**REQUIRED ACTION**
In the listing below, find each line containing "AMANAT" and report it.
§
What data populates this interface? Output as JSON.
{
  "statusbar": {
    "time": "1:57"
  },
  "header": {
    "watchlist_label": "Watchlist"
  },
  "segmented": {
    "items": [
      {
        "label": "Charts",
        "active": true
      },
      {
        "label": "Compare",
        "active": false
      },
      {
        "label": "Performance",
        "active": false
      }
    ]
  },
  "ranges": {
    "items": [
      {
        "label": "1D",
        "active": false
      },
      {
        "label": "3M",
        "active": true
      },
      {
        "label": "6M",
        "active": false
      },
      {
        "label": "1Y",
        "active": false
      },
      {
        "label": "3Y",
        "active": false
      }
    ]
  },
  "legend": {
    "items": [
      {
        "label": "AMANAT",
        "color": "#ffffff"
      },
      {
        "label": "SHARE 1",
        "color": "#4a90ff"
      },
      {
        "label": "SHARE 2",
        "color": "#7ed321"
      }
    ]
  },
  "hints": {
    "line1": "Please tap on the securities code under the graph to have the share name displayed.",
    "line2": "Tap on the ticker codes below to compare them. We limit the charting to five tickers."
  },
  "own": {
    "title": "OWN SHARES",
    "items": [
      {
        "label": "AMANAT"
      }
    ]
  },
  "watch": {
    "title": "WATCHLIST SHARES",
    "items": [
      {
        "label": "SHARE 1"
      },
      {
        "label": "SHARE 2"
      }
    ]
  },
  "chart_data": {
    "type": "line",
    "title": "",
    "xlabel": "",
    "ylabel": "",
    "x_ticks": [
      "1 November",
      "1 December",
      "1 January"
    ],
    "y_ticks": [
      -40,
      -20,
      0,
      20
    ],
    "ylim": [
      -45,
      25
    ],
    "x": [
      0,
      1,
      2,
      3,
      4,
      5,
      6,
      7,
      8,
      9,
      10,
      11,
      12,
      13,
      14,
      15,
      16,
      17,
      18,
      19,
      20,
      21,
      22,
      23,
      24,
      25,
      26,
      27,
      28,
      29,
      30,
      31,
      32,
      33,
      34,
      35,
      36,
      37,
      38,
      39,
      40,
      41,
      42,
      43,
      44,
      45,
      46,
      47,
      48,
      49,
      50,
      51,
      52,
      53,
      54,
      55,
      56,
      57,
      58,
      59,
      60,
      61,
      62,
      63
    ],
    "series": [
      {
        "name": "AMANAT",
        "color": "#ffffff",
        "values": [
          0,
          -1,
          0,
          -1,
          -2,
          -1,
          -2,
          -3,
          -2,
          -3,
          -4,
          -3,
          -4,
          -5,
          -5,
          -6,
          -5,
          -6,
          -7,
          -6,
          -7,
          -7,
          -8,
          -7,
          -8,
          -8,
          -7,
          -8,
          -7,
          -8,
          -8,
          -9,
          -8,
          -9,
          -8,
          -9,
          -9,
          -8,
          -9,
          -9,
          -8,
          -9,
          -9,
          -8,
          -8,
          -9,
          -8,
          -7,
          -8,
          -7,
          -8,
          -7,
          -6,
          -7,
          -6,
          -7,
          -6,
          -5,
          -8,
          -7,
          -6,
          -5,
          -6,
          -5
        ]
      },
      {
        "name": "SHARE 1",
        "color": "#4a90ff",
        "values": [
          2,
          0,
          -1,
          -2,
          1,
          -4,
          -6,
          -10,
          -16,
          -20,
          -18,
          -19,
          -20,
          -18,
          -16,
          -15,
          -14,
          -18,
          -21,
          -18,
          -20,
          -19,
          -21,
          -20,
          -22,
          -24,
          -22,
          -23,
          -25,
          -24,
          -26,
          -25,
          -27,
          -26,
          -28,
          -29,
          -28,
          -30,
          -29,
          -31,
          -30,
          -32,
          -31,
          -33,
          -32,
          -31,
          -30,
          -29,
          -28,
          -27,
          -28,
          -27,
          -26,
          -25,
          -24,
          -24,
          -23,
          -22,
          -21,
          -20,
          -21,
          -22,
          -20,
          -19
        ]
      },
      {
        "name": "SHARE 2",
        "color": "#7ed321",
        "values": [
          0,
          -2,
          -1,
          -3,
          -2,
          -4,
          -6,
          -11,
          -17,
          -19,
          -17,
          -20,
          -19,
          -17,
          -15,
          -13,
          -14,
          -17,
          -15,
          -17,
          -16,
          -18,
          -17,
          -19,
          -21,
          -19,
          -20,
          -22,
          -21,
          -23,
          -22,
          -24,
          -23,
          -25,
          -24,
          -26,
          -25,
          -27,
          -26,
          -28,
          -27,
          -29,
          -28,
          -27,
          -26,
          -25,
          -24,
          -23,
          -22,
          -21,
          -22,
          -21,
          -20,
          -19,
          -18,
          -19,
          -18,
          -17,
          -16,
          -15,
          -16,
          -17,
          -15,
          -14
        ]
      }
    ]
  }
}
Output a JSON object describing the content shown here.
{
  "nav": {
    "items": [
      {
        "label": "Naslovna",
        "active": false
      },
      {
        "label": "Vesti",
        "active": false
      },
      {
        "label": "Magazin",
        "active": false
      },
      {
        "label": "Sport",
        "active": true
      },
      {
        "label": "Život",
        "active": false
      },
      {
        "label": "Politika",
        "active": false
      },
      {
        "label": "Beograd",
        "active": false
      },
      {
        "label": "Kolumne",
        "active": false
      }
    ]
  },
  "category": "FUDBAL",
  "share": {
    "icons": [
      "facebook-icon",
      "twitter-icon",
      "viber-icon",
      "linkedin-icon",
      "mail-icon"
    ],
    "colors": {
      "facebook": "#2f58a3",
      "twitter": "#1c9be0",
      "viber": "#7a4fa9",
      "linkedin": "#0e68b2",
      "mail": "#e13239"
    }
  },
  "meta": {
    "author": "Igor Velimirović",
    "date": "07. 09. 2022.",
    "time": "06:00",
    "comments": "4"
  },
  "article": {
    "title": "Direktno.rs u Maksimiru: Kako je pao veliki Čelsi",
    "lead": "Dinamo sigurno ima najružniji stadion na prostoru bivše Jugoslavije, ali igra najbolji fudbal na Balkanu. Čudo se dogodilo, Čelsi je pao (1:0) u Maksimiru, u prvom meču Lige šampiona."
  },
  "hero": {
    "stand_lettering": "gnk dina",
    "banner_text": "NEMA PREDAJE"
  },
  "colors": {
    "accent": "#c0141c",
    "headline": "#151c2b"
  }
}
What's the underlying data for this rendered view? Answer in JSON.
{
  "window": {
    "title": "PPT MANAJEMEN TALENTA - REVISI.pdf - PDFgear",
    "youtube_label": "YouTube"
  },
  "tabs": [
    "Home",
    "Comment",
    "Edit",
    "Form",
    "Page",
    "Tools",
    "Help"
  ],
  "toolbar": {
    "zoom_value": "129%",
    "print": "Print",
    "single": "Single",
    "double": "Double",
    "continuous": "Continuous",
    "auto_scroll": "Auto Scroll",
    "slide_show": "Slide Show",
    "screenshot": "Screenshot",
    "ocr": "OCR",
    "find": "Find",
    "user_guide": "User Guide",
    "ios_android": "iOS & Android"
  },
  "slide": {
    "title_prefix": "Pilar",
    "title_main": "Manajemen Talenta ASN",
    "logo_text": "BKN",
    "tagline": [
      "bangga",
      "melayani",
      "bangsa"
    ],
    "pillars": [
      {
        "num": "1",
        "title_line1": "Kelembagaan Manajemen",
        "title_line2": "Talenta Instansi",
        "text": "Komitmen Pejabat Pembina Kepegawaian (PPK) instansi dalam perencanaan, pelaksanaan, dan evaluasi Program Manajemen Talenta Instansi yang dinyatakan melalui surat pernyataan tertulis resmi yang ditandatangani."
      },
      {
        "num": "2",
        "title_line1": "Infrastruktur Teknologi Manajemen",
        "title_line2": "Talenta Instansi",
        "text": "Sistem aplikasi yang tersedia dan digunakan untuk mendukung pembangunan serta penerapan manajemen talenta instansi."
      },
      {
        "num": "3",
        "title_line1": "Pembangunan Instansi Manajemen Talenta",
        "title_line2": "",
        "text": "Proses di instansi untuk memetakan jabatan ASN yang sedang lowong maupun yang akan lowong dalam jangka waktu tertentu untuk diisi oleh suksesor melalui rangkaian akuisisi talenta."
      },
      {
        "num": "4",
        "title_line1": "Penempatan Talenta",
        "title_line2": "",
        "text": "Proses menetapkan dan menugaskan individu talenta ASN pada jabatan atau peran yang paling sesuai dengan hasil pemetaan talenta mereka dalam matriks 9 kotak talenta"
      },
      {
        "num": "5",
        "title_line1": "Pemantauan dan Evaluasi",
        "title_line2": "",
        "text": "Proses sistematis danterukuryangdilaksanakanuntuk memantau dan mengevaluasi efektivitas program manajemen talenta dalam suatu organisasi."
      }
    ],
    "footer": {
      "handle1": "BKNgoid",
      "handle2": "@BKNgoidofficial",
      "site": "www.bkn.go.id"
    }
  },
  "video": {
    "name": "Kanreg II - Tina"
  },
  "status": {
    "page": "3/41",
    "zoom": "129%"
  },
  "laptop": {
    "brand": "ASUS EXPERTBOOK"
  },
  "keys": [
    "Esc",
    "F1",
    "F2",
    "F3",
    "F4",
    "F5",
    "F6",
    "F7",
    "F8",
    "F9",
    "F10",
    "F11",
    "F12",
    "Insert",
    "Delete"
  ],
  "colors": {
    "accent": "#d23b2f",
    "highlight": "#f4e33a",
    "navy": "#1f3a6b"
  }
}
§
**EXERCISE OUTPUT**
        "label": "AMANAT",
        "label": "AMANAT"
        "name": "AMANAT",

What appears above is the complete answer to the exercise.